Local Market Conditions & home prices
Median home prices
When we look at home prices we need to look at the big picture. People who bought homes in about 2003 may find that their home is worth about as much today as it was then. While prices are going up many home owners need to adjust to the idea that they are still down from what they were during the peak in 2006. It may take until 2018 or beyond for home values to be what they were at the peak.
There are a few times in our lives when we start to think about moving. One of them is after the kids are grown up and maybe it would be fun to have some leisure time instead of having to clean and maintain a house and a yard on top of working full time.

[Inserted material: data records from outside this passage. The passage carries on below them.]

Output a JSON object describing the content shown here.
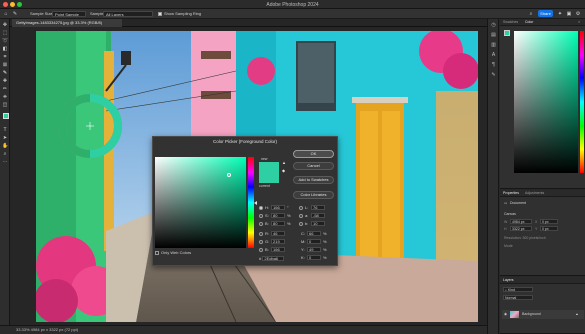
{
  "app": {
    "title": "Adobe Photoshop 2024"
  },
  "colors": {
    "foreground": "#2ecfa2",
    "accent": "#1473e6"
  },
  "options_bar": {
    "sample_size_label": "Sample Size:",
    "sample_size_value": "Point Sample",
    "sample_label": "Sample:",
    "sample_value": "All Layers",
    "show_ring_label": "Show Sampling Ring",
    "share_label": "Share"
  },
  "document": {
    "tab_label": "GettyImages-1483334275.jpg @ 33.3% (RGB/8)"
  },
  "status_bar": {
    "text": "33.33%   4984 px x 3322 px (72 ppi)"
  },
  "color_picker": {
    "title": "Color Picker (Foreground Color)",
    "new_label": "new",
    "current_label": "current",
    "ok_label": "OK",
    "cancel_label": "Cancel",
    "add_swatches_label": "Add to Swatches",
    "libraries_label": "Color Libraries",
    "only_web_colors_label": "Only Web Colors",
    "fields": {
      "h": {
        "label": "H:",
        "value": "166",
        "unit": "°"
      },
      "s": {
        "label": "S:",
        "value": "80",
        "unit": "%"
      },
      "b": {
        "label": "B:",
        "value": "80",
        "unit": "%"
      },
      "r": {
        "label": "R:",
        "value": "46",
        "unit": ""
      },
      "g": {
        "label": "G:",
        "value": "219",
        "unit": ""
      },
      "bl": {
        "label": "B:",
        "value": "166",
        "unit": ""
      },
      "l": {
        "label": "L:",
        "value": "76",
        "unit": ""
      },
      "a": {
        "label": "a:",
        "value": "-58",
        "unit": ""
      },
      "bb": {
        "label": "b:",
        "value": "10",
        "unit": ""
      },
      "c": {
        "label": "C:",
        "value": "66",
        "unit": "%"
      },
      "m": {
        "label": "M:",
        "value": "0",
        "unit": "%"
      },
      "y": {
        "label": "Y:",
        "value": "49",
        "unit": "%"
      },
      "k": {
        "label": "K:",
        "value": "0",
        "unit": "%"
      }
    },
    "hex_label": "#",
    "hex_value": "2Edba6"
  },
  "right_panels": {
    "color_tabs": [
      "Swatches",
      "Color"
    ],
    "properties_tabs": [
      "Properties",
      "Adjustments"
    ],
    "properties_doc": "Document",
    "canvas_label": "Canvas",
    "canvas_w": "4984 px",
    "canvas_h": "3322 px",
    "canvas_x": "0 px",
    "canvas_y": "0 px",
    "resolution": "Resolution: 300 pixels/inch",
    "mode": "Mode",
    "layers_tab": "Layers",
    "layer_name": "Background"
  }
}
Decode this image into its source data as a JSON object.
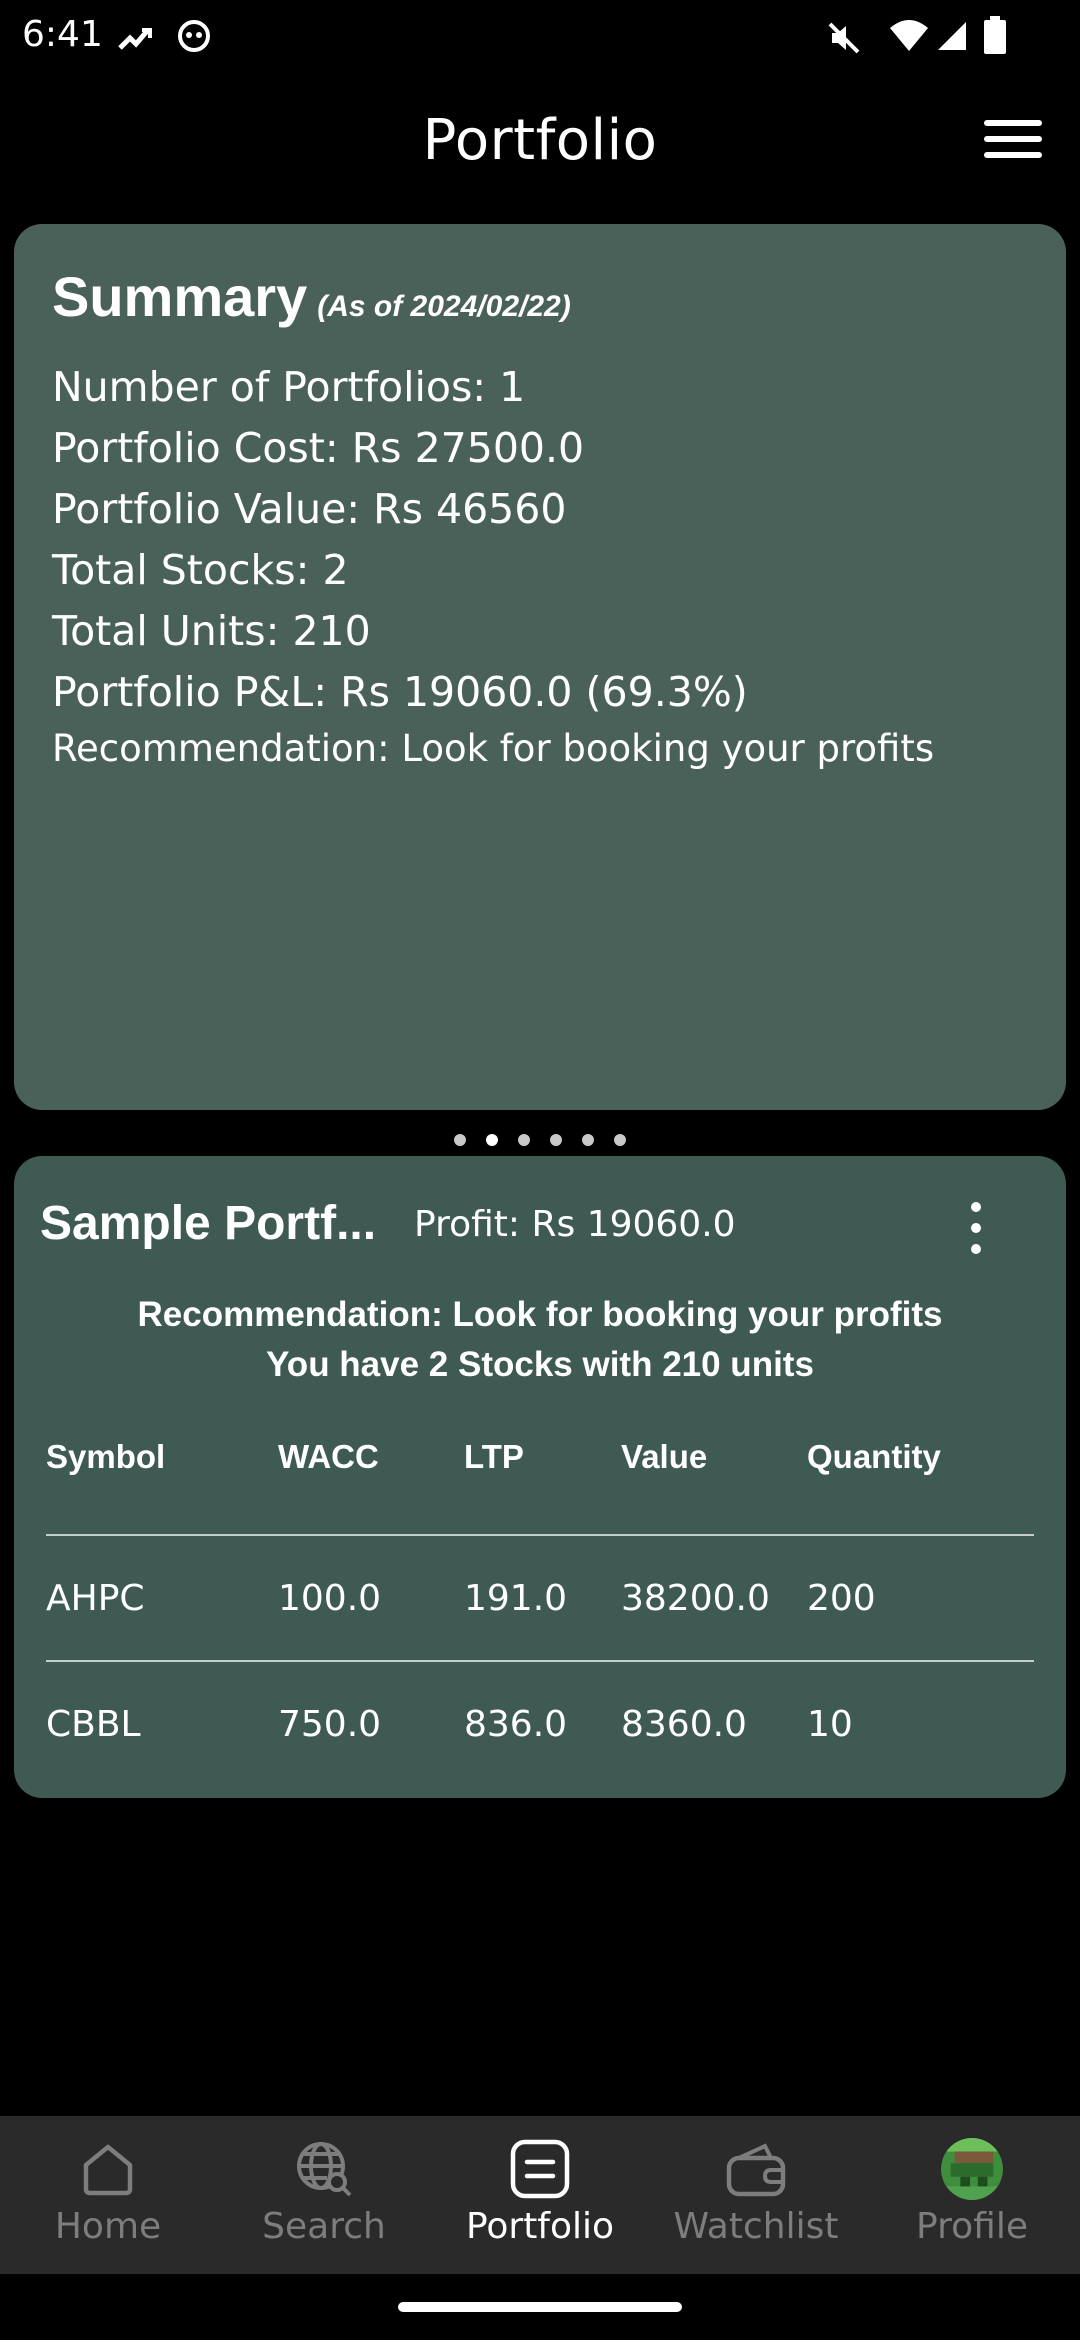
{
  "status": {
    "time": "6:41"
  },
  "header": {
    "title": "Portfolio"
  },
  "summary": {
    "title": "Summary",
    "as_of": "(As of 2024/02/22)",
    "lines": [
      "Number of Portfolios:  1",
      "Portfolio Cost: Rs 27500.0",
      "Portfolio Value: Rs  46560",
      "Total Stocks: 2",
      "Total Units:  210",
      "Portfolio P&L: Rs 19060.0 (69.3%)",
      "Recommendation:  Look for booking your profits"
    ]
  },
  "pager": {
    "count": 6,
    "active": 1
  },
  "portfolio": {
    "name": "Sample Portf...",
    "profit": "Profit: Rs 19060.0",
    "recommendation": "Recommendation:  Look for booking your profits",
    "stocks_summary": "You have 2 Stocks with 210 units",
    "columns": [
      "Symbol",
      "WACC",
      "LTP",
      "Value",
      "Quantity"
    ],
    "rows": [
      [
        "AHPC",
        "100.0",
        "191.0",
        "38200.0",
        "200"
      ],
      [
        "CBBL",
        "750.0",
        "836.0",
        "8360.0",
        "10"
      ]
    ]
  },
  "nav": {
    "items": [
      {
        "label": "Home",
        "icon": "home-icon"
      },
      {
        "label": "Search",
        "icon": "globe-search-icon"
      },
      {
        "label": "Portfolio",
        "icon": "portfolio-icon"
      },
      {
        "label": "Watchlist",
        "icon": "wallet-icon"
      },
      {
        "label": "Profile",
        "icon": "avatar-icon"
      }
    ],
    "active_index": 2
  },
  "colors": {
    "summary_card": "#4a6159",
    "portfolio_card": "#3f5a53",
    "nav_bg": "#2a2a2a"
  }
}
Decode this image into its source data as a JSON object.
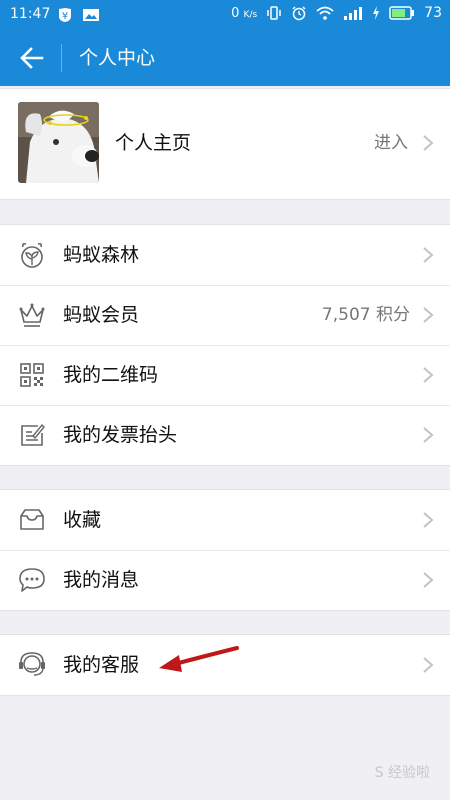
{
  "status_bar": {
    "time": "11:47",
    "network_speed": "0",
    "network_unit": "K/s",
    "battery": "73",
    "icons": [
      "alipay-icon",
      "image-icon",
      "vibrate-icon",
      "alarm-icon",
      "wifi-icon",
      "signal-icon",
      "charging-icon",
      "battery-icon"
    ]
  },
  "header": {
    "title": "个人中心",
    "back_icon": "back-arrow-icon"
  },
  "profile": {
    "label": "个人主页",
    "action": "进入"
  },
  "menu_group_1": [
    {
      "label": "蚂蚁森林",
      "icon": "forest-sprout-icon",
      "value": ""
    },
    {
      "label": "蚂蚁会员",
      "icon": "crown-icon",
      "value": "7,507 积分"
    },
    {
      "label": "我的二维码",
      "icon": "qrcode-icon",
      "value": ""
    },
    {
      "label": "我的发票抬头",
      "icon": "invoice-edit-icon",
      "value": ""
    }
  ],
  "menu_group_2": [
    {
      "label": "收藏",
      "icon": "inbox-tray-icon",
      "value": ""
    },
    {
      "label": "我的消息",
      "icon": "chat-bubble-icon",
      "value": ""
    }
  ],
  "menu_group_3": [
    {
      "label": "我的客服",
      "icon": "headset-service-icon",
      "value": ""
    }
  ],
  "annotation": {
    "arrow_color": "#c0171b"
  },
  "colors": {
    "primary": "#1a8ad8",
    "background": "#efeff4",
    "icon_gray": "#666666"
  },
  "watermark": {
    "text": "S 经验啦"
  }
}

Moving to a townhouse or a condo close to work might mean more free time and more money. Leisure time could be spent on the bike trail instead of pulling weeds or removing all of the volunteer elm trees growing along the foundation. Instead of planing a fall weekend of window washing and leaf raking a person could go someplace to enjoy the fall color.
There has to be more to life than working and taking care of a home. When it isn’t fun anymore it is time to move. Sometimes renting makes more sense than owning.
People who have lived in the same house for a long time can start the process by cleaning out the garage and the basement, and each closet. It may take a few months to get everything in shape for a move. During the cleaning and organizing process is a good time to start searching for homes on the internet and exploring open houses.
If it is time to move planing ahead can save a lot of money.
For Home buyers
The other day I was touring a home with some buyers when I noticed a camera on one of the book shelves. The camera was plugged in but I am familiar with the particular model and I don’t think anyone was watching us or recording because the little green light wasn’t blinking.
These cameras are popular as baby monitors and can be set up as motion detectors that will send an email to the owners who can activate an app on their tablet or smart phone or use a computer to get the same view the camera is getting.
In other words a homeowner could be away and watching people inside their home. The cameras can see and hear, zoom in or out and pan the room.
This picture is coming from a camera placed near the ceiling on a cabinet. It automatically adjusts to gray scale in low light situations so that it even works in the dark.
For Home Sellers
Every home should be staged before it is put on the market. Sometimes staging is just about re-arranging furniture and removing clutter and other times it is a lot more involved. Sometimes hiring a professional stager is the way to go.
However since most home buyers are using the internet to find their next home it is really a shame that some folks go through all the trouble of staging a home but don’t bother getting professional quality photographs. Buyers are attracted to the photographs of home for sale and will decide which homes to see in person based on the pictures.
Few people will ever know how well staged your home is if it isn’t marketed on the internet and internet marketing is all about photographs and words.
Home sellers should always insist on professional photography.
It is Friday and fridays are for fun. Today I am just going to share some pictures of summer. I have been too busy to enjoy much of it and am looking forward to a camping trip in August and a few days up on the north shore in September.
Here are some pictures of summer here in St. Paul. All of them were taken right here in St. Paul. There are plenty of parks and places to go to enjoy the great out doors.
For Home Sellers
We call it the “hogger” when a real estate agent sells a house and represents both the seller and the buyer. Some real estate agents will go to great lengths to get both sides of the sale because if there is no buyers agent then the listing agent makes almost twice as much money.
We call it dual agency and I have written about it a few times and I am not fan.
last spring there was a home on the market and I had a cash buyer who was interested in looking at it. The home was put in a temporarily not available to show status the day after it was listed so I sent the agent an email asking when I could show it to my buyer.
I also left a voice mail message. The agent got back to me a week later and told me the home was sold.
I looked it up after it sold and found that it was on the market for two days and that the seller did not get the asking price and has to pay some of the buyers closing costs. I also saw that the listing agent represented the buyer. In other words the listing agent “hogged” the sale and my buyer never got a shot at it.
Did the seller come out ahead? I don’t think so. My buyer probably would have paid the asking price and since he was paying cash he would not have been asking anyone to pay his closing costs either. The listing agent would have made a lot less money if the seller had accepted my buyers cash offer.
I don’t think it is a good idea for sellers to accept a less than full price offer on their home if it has only been on the market for one day and if the listing agent is also representing the buyer. Wait another day and insist that more people see the property before an offer is accepted. Sometimes the first offer is the best and only offer but it is still best to give more than one person the opportunity to write an offer.
On the other hand home sellers who want their agent to come our ahead should let the agent prevent other agents from showing the property or writing offers in it. I guess it depends upon what the sellers true goal is.